■ EXERCISE INSTRUCTIONS: Copy each line of the entries below that contains the string "from".

■ DATA SUPPLIED:
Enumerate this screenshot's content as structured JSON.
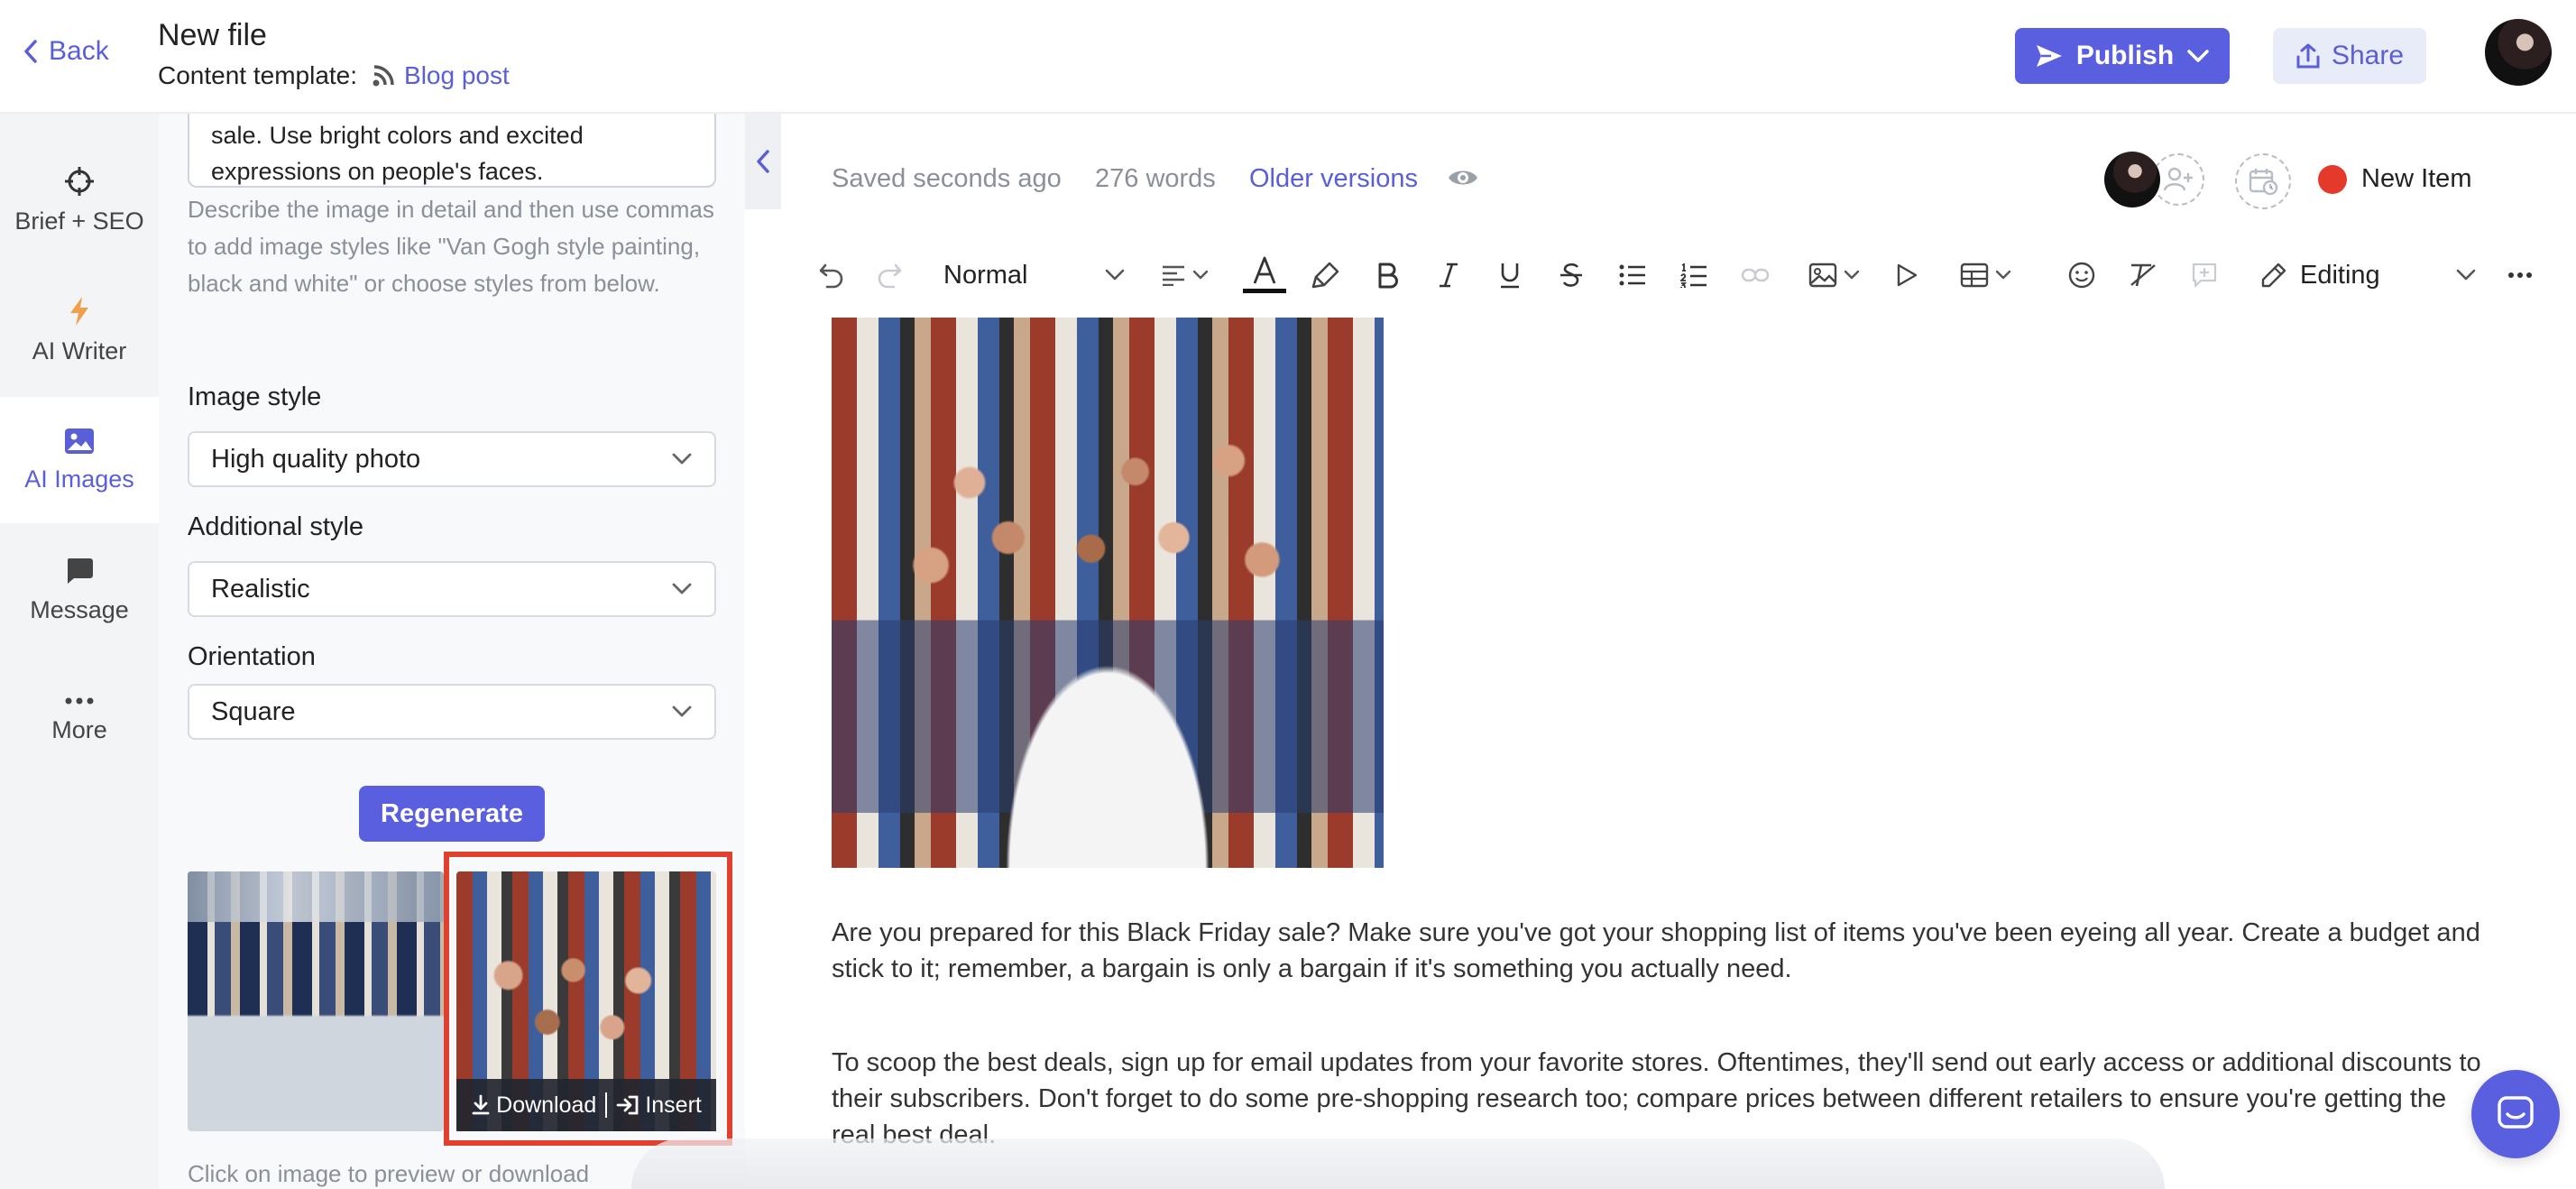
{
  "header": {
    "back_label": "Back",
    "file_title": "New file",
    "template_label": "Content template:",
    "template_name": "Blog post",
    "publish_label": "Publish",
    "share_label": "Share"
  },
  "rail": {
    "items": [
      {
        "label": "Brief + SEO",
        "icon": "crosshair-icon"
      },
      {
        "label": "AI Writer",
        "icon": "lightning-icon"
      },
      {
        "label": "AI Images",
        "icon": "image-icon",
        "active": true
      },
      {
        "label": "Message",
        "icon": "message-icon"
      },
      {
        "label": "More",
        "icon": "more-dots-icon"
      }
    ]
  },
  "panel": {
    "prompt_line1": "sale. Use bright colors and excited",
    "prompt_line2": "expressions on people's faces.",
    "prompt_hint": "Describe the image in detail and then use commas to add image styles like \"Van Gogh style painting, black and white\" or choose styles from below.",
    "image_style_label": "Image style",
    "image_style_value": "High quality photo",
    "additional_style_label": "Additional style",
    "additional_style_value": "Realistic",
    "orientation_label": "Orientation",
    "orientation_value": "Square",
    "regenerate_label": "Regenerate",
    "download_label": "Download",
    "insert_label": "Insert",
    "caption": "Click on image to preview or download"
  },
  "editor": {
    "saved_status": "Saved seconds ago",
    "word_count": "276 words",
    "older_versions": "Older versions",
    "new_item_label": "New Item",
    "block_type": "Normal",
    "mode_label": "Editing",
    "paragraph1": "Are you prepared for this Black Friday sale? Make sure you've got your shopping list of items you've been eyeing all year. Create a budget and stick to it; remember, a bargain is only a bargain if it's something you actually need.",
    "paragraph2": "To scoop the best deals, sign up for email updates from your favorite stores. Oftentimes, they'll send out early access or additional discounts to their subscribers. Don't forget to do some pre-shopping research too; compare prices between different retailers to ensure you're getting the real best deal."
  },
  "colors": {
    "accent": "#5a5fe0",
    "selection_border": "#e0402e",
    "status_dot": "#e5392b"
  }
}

■ YOUR RESPONSE:
    "prompt_hint": "Describe the image in detail and then use commas to add image styles like \"Van Gogh style painting, black and white\" or choose styles from below.",
    "paragraph2": "To scoop the best deals, sign up for email updates from your favorite stores. Oftentimes, they'll send out early access or additional discounts to their subscribers. Don't forget to do some pre-shopping research too; compare prices between different retailers to ensure you're getting the real best deal."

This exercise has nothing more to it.